__Input records__.

___

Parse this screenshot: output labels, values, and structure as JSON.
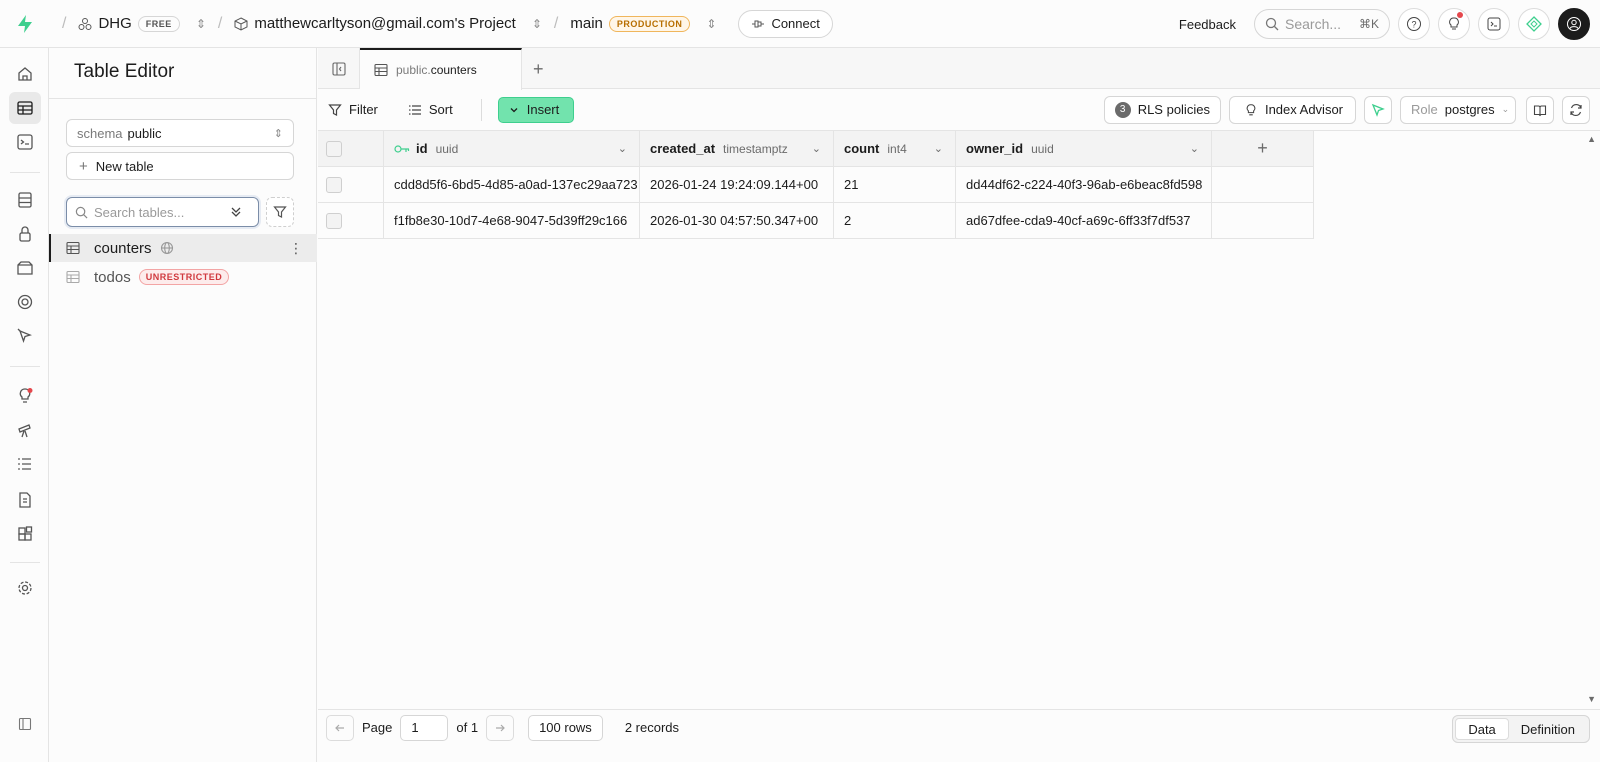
{
  "topbar": {
    "org": "DHG",
    "org_plan": "FREE",
    "project": "matthewcarltyson@gmail.com's Project",
    "branch": "main",
    "branch_env": "PRODUCTION",
    "connect_label": "Connect",
    "feedback_label": "Feedback",
    "search_placeholder": "Search...",
    "search_shortcut": "⌘K"
  },
  "sidebar": {
    "title": "Table Editor",
    "schema_label": "schema",
    "schema_value": "public",
    "new_table_label": "New table",
    "search_placeholder": "Search tables...",
    "tables": [
      {
        "name": "counters",
        "badge": ""
      },
      {
        "name": "todos",
        "badge": "UNRESTRICTED"
      }
    ]
  },
  "tab": {
    "schema": "public.",
    "name": "counters"
  },
  "toolbar": {
    "filter_label": "Filter",
    "sort_label": "Sort",
    "insert_label": "Insert",
    "rls_count": "3",
    "rls_label": "RLS policies",
    "index_label": "Index Advisor",
    "role_label": "Role",
    "role_value": "postgres"
  },
  "table": {
    "columns": [
      {
        "name": "id",
        "type": "uuid"
      },
      {
        "name": "created_at",
        "type": "timestamptz"
      },
      {
        "name": "count",
        "type": "int4"
      },
      {
        "name": "owner_id",
        "type": "uuid"
      }
    ],
    "rows": [
      [
        "cdd8d5f6-6bd5-4d85-a0ad-137ec29aa723",
        "2026-01-24 19:24:09.144+00",
        "21",
        "dd44df62-c224-40f3-96ab-e6beac8fd598"
      ],
      [
        "f1fb8e30-10d7-4e68-9047-5d39ff29c166",
        "2026-01-30 04:57:50.347+00",
        "2",
        "ad67dfee-cda9-40cf-a69c-6ff33f7df537"
      ]
    ]
  },
  "footer": {
    "page_label": "Page",
    "page_value": "1",
    "of_label": "of 1",
    "rows_label": "100 rows",
    "records_label": "2 records",
    "data_label": "Data",
    "definition_label": "Definition"
  },
  "colors": {
    "brand": "#3ecf8e",
    "insert_bg": "#72e3ad",
    "danger": "#e5484d"
  }
}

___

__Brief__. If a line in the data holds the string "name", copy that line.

__Written response__.
        "name": "counters",
        "name": "todos",
    "name": "counters"
        "name": "id",
        "name": "created_at",
        "name": "count",
        "name": "owner_id",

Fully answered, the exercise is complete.